That followed a report from Brent Zwerneman of the Houston Chronicle on Wednesday that the two schools had reached out to the SEC about potentially joining the conference.
Ross Dellenger @RossDellenger
Source described Texas and OU’s Big 12 exit as “not imminent,” but serious. The Texas Board of Regents is leading the charge.<br><br>“No one has real answers why,” source says.<br><br>Big 12 administrators believe Texas A&M officials learned of the plot through the Board.
“I think it’s going to happen, and it’s the beginning of a lot of dominoes,” a high-ranking college official told Thamel regarding Texas' and Oklahoma's potential conference defection.
Such a move could be the death blow for the Big 12, similar to the end of the Big East in football back in 2013. That started with Pittsburgh and Syracuse announcing they were leaving for the ACC in 2011, and the proverbial dominoes fell: TCU pulled out of the conference, West Virginia bolted to the Big 12, Louisville ended up in the ACC as well, and Rutgers went to the Big Ten.
The football schools that remained formed the American Athletic Conference with nine other schools. The basketball schools kept the Big East name and remained.
Texas and Oklahoma are the Big 12's largest draws, and their departure could signal a wave of departures from the conference.
One thing is for certain—Texas A&M will try to block the move:
Ross Dellenger @RossDellenger
Ross Bjork says he was unaware of Texas/OU interest in joining the SEC. SEC ADs have not discussed the issue, he says.<br><br>It's clear where the Aggies stand.<br><br>"There’s a reason why Texas A&M left the Big 12 - to be stand alone & have our own identity. That’s our feeling," he says.
"He's got his political machine in motion," an industry source told Thamel about Texas A&M Chancellor John Sharp.
But as Thamel noted, Sharp will need to convince three more SEC schools to vote no against the addition of Texas and Oklahoma, and "the early feel around the SEC was that 13 of the 14 schools were on board with the move. "
The Big 12 will fight for its own survival. As Thamel reported, the conference would likely be "aggressive in adding schools" and would "knock on doors at Arizona and Arizona State. Perhaps it'll try and lure Colorado back and pry Utah. The Pac-12 is weak now, but the core of USC, Oregon, UCLA and Washington are all more attractive to be aligned with than any of the Big 12 schools."
He added that "Cincinnati, UCF, USF, BYU and Boise State [are] the most likely candidates from outside the state of Texas" for the conference.
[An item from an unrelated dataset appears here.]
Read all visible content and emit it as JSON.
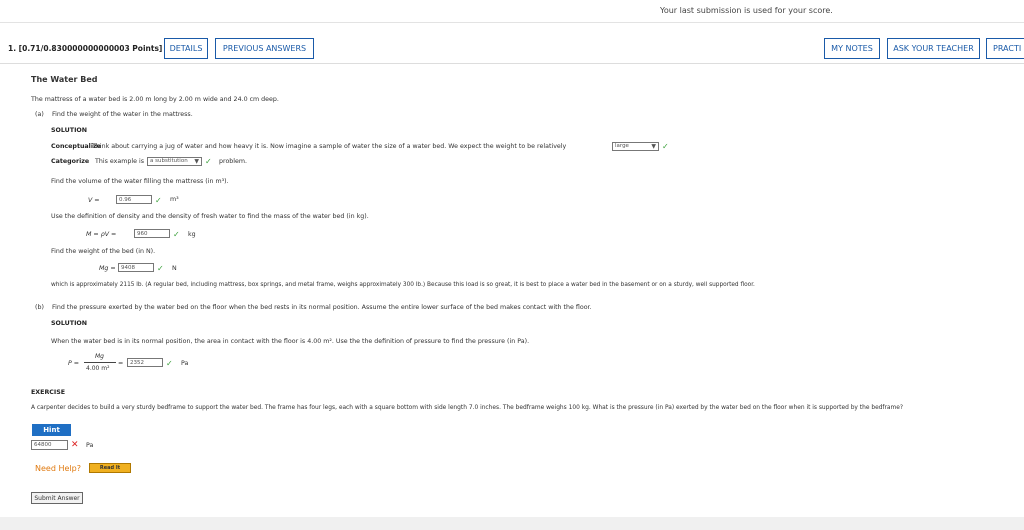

But losing the conference's two flagship schools would make it just as likely that additional defections could follow, rather than high-profile additions. A major shift in the landscape of college athletics could be on the horizon.